─── AVAILABLE RECORDS ───

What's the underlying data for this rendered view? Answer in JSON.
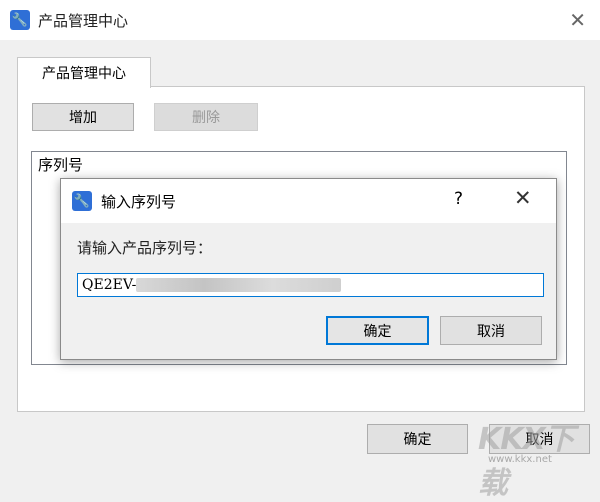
{
  "window": {
    "title": "产品管理中心",
    "app_icon": "wrench-icon",
    "close_icon": "close-icon"
  },
  "tab": {
    "label": "产品管理中心"
  },
  "toolbar": {
    "add_label": "增加",
    "delete_label": "删除"
  },
  "list": {
    "header": "序列号"
  },
  "footer": {
    "ok_label": "确定",
    "cancel_label": "取消"
  },
  "dialog": {
    "title": "输入序列号",
    "help_symbol": "?",
    "close_symbol": "✕",
    "prompt": "请输入产品序列号：",
    "serial_visible": "QE2EV-",
    "ok_label": "确定",
    "cancel_label": "取消"
  },
  "watermark": {
    "text": "KKX下载",
    "url": "www.kkx.net"
  },
  "colors": {
    "accent": "#0078d7",
    "icon_blue": "#2f6fd6"
  }
}
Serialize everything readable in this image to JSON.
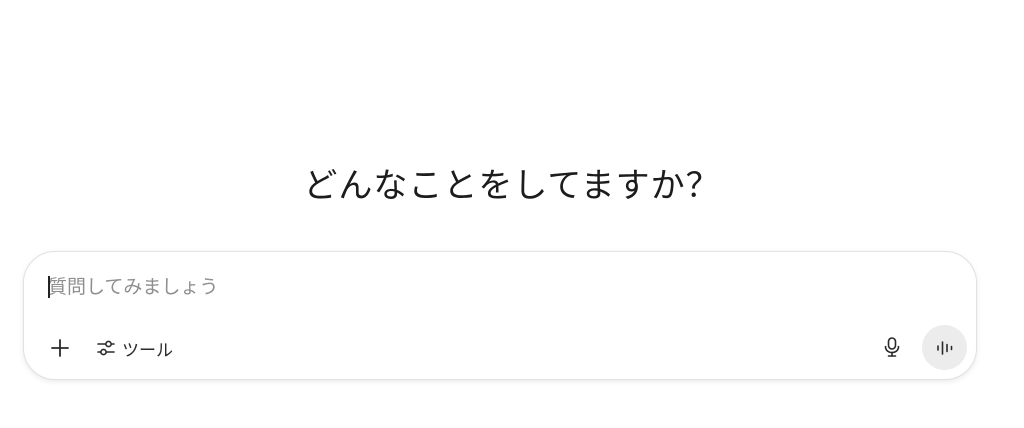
{
  "headline": "どんなことをしてますか？",
  "composer": {
    "placeholder": "質問してみましょう",
    "value": "",
    "tools_label": "ツール"
  },
  "icons": {
    "add": "plus-icon",
    "tools": "sliders-icon",
    "mic": "microphone-icon",
    "voice": "voice-waveform-icon"
  },
  "colors": {
    "background": "#ffffff",
    "text": "#1c1c1c",
    "placeholder": "#8f8f8f",
    "composer_border": "#e2e2e2",
    "voice_button_bg": "#ececec"
  }
}
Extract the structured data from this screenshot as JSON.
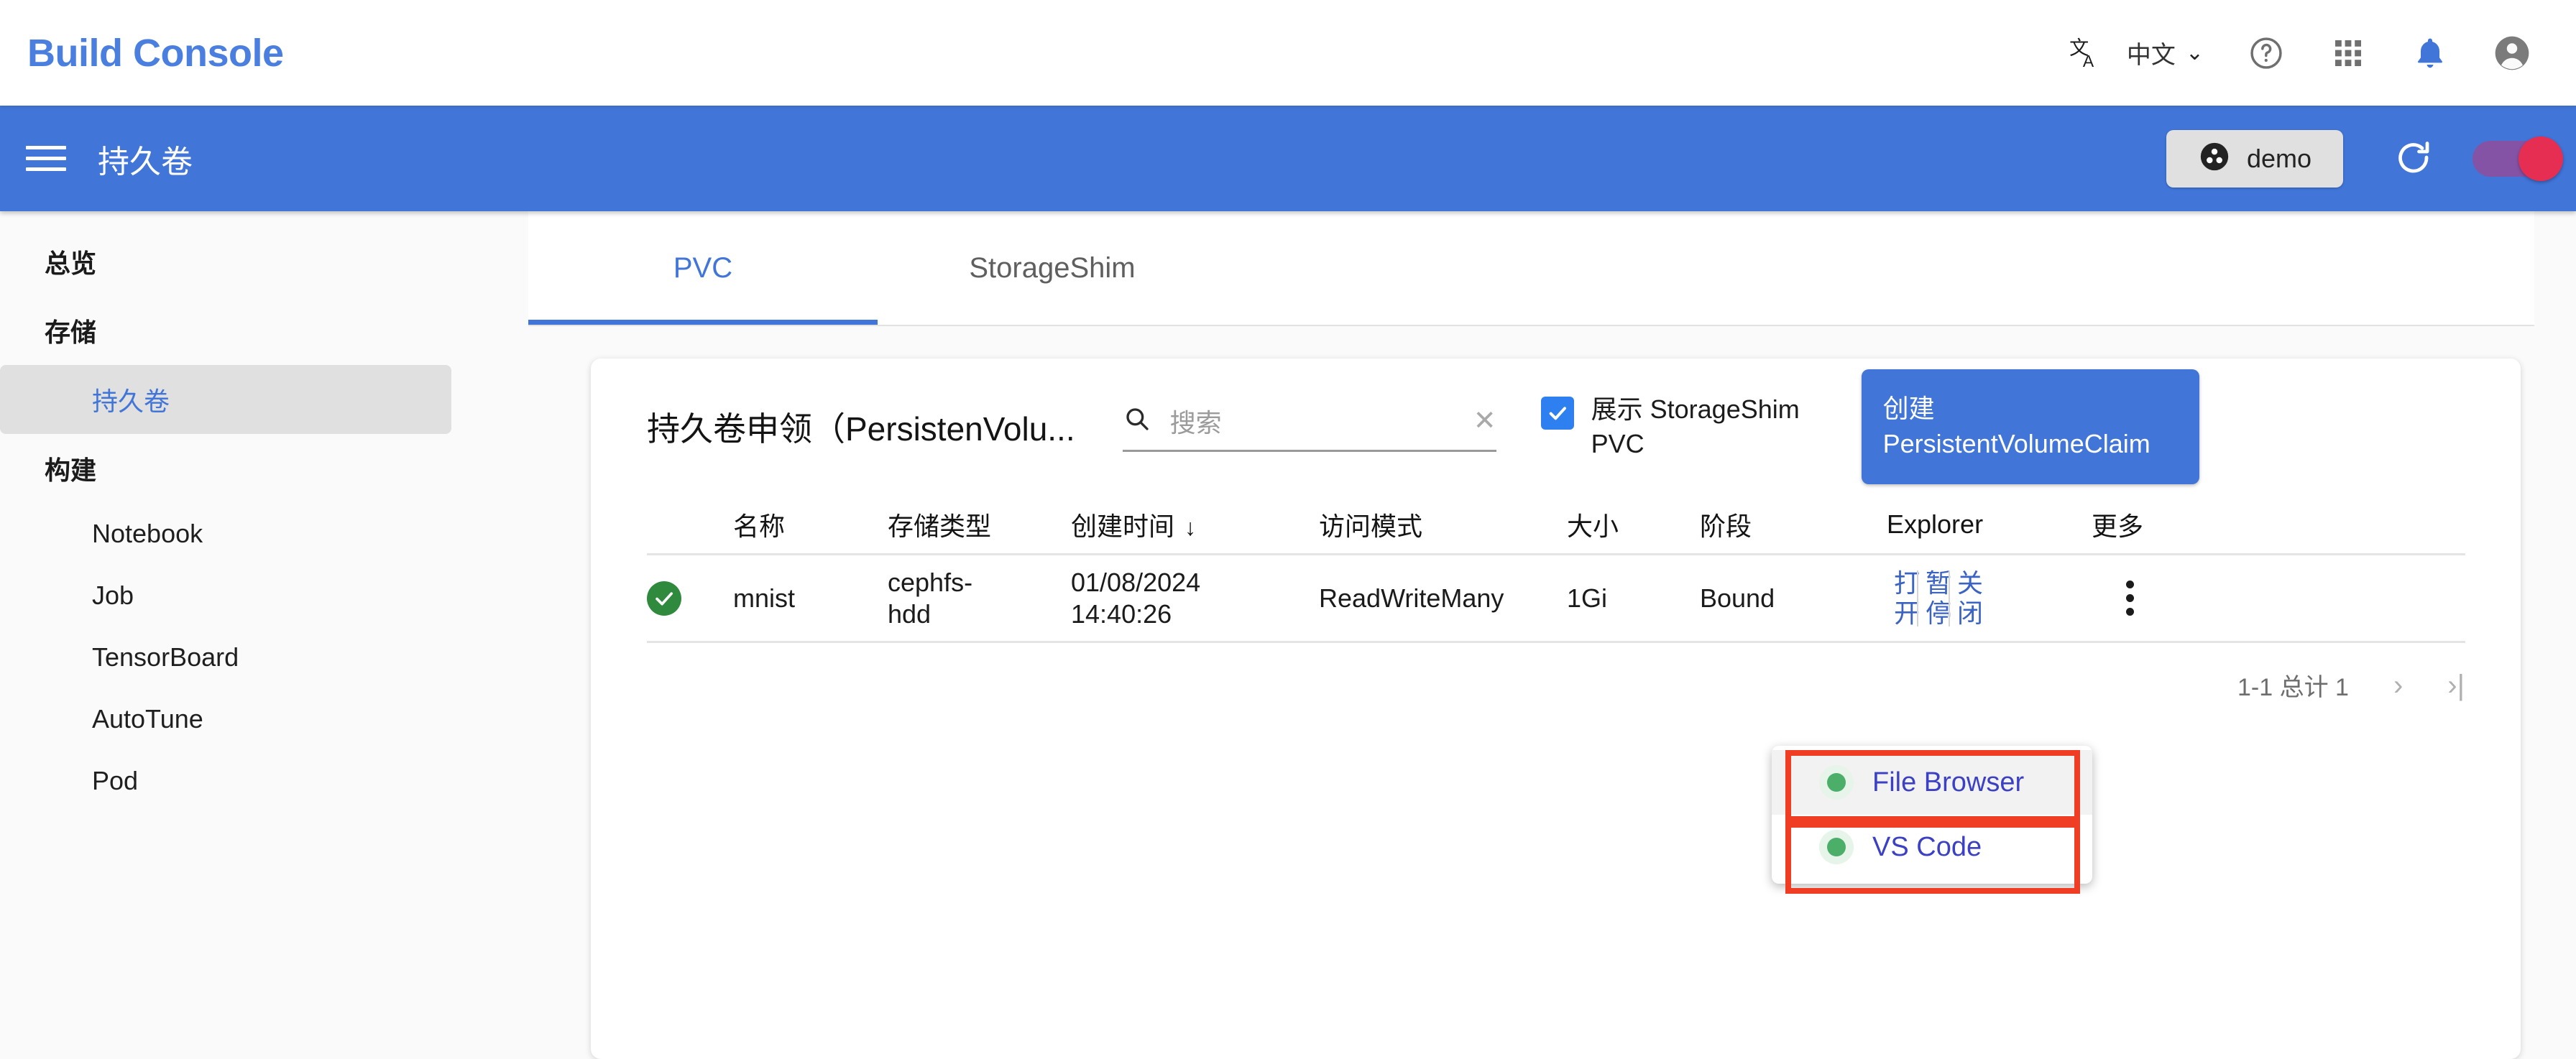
{
  "topbar": {
    "brand": "Build Console",
    "lang": {
      "label": "中文",
      "icon": "translate-icon",
      "chevron": "⌄"
    },
    "icons": [
      {
        "name": "help-icon"
      },
      {
        "name": "apps-grid-icon"
      },
      {
        "name": "notifications-bell-icon"
      },
      {
        "name": "account-circle-icon"
      }
    ]
  },
  "appbar": {
    "menu_icon": "hamburger-menu-icon",
    "title": "持久卷",
    "namespace_chip": {
      "label": "demo",
      "icon": "namespace-icon"
    },
    "refresh_icon": "refresh-icon",
    "theme_toggle": {
      "state": "on",
      "track_color": "#8e4f9e",
      "thumb_color": "#e62e52"
    }
  },
  "sidebar": {
    "items": [
      {
        "label": "总览",
        "type": "section",
        "active": false
      },
      {
        "label": "存储",
        "type": "section",
        "active": false
      },
      {
        "label": "持久卷",
        "type": "item",
        "active": true
      },
      {
        "label": "构建",
        "type": "section",
        "active": false
      },
      {
        "label": "Notebook",
        "type": "item",
        "active": false
      },
      {
        "label": "Job",
        "type": "item",
        "active": false
      },
      {
        "label": "TensorBoard",
        "type": "item",
        "active": false
      },
      {
        "label": "AutoTune",
        "type": "item",
        "active": false
      },
      {
        "label": "Pod",
        "type": "item",
        "active": false
      }
    ]
  },
  "tabs": [
    {
      "label": "PVC",
      "active": true
    },
    {
      "label": "StorageShim",
      "active": false
    }
  ],
  "card": {
    "title": "持久卷申领（PersistenVolu...",
    "search": {
      "placeholder": "搜索",
      "value": "",
      "icon": "search-icon",
      "clear_icon": "✕"
    },
    "checkbox": {
      "label": "展示 StorageShim PVC",
      "checked": true
    },
    "create_button": {
      "line1": "创建",
      "line2": "PersistentVolumeClaim"
    }
  },
  "table": {
    "columns": [
      "名称",
      "存储类型",
      "创建时间",
      "访问模式",
      "大小",
      "阶段",
      "Explorer",
      "更多"
    ],
    "sort": {
      "column": "创建时间",
      "direction": "↓"
    },
    "rows": [
      {
        "status": "✓",
        "name": "mnist",
        "storage_class_line1": "cephfs-",
        "storage_class_line2": "hdd",
        "created_date": "01/08/2024",
        "created_time": "14:40:26",
        "access_mode": "ReadWriteMany",
        "size": "1Gi",
        "phase": "Bound",
        "explorer_actions": [
          {
            "line1": "打",
            "line2": "开"
          },
          {
            "line1": "暂",
            "line2": "停"
          },
          {
            "line1": "关",
            "line2": "闭"
          }
        ],
        "more_icon": "more-vert-icon"
      }
    ]
  },
  "pagination": {
    "info": "1-1 总计 1",
    "next_label": "›",
    "last_label": "›|"
  },
  "dropdown_menu": {
    "items": [
      {
        "label": "File Browser",
        "status": "running",
        "hovered": true
      },
      {
        "label": "VS Code",
        "status": "running",
        "hovered": false
      }
    ],
    "highlight_color": "#ef3e23"
  },
  "colors": {
    "brand_blue": "#4175d8",
    "link_blue": "#3b63c4",
    "success_green": "#2f8a3e",
    "status_dot_green": "#4caf69",
    "annotation_red": "#ef3e23"
  }
}
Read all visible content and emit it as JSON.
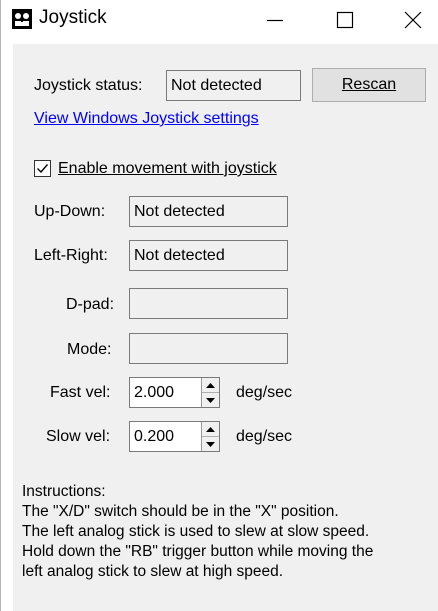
{
  "window": {
    "title": "Joystick"
  },
  "status": {
    "label": "Joystick status:",
    "value": "Not detected",
    "rescan_label": "Rescan",
    "settings_link": "View Windows Joystick settings"
  },
  "enable": {
    "label": "Enable movement with joystick",
    "checked": true
  },
  "axes": {
    "updown_label": "Up-Down:",
    "updown_value": "Not detected",
    "leftright_label": "Left-Right:",
    "leftright_value": "Not detected",
    "dpad_label": "D-pad:",
    "dpad_value": "",
    "mode_label": "Mode:",
    "mode_value": ""
  },
  "velocity": {
    "fast_label": "Fast vel:",
    "fast_value": "2.000",
    "fast_unit": "deg/sec",
    "slow_label": "Slow vel:",
    "slow_value": "0.200",
    "slow_unit": "deg/sec"
  },
  "instructions": {
    "lines": [
      "Instructions:",
      "The \"X/D\" switch should be in the \"X\" position.",
      "The left analog stick is used to slew at slow speed.",
      "Hold down the \"RB\" trigger button while moving the",
      "left analog stick to slew at high speed."
    ]
  }
}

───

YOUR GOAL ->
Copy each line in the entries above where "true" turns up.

RESULT OF THIS TASK ->
        "active": true
      "active": true
      "checked": true
        "hovered": true
    "checked": true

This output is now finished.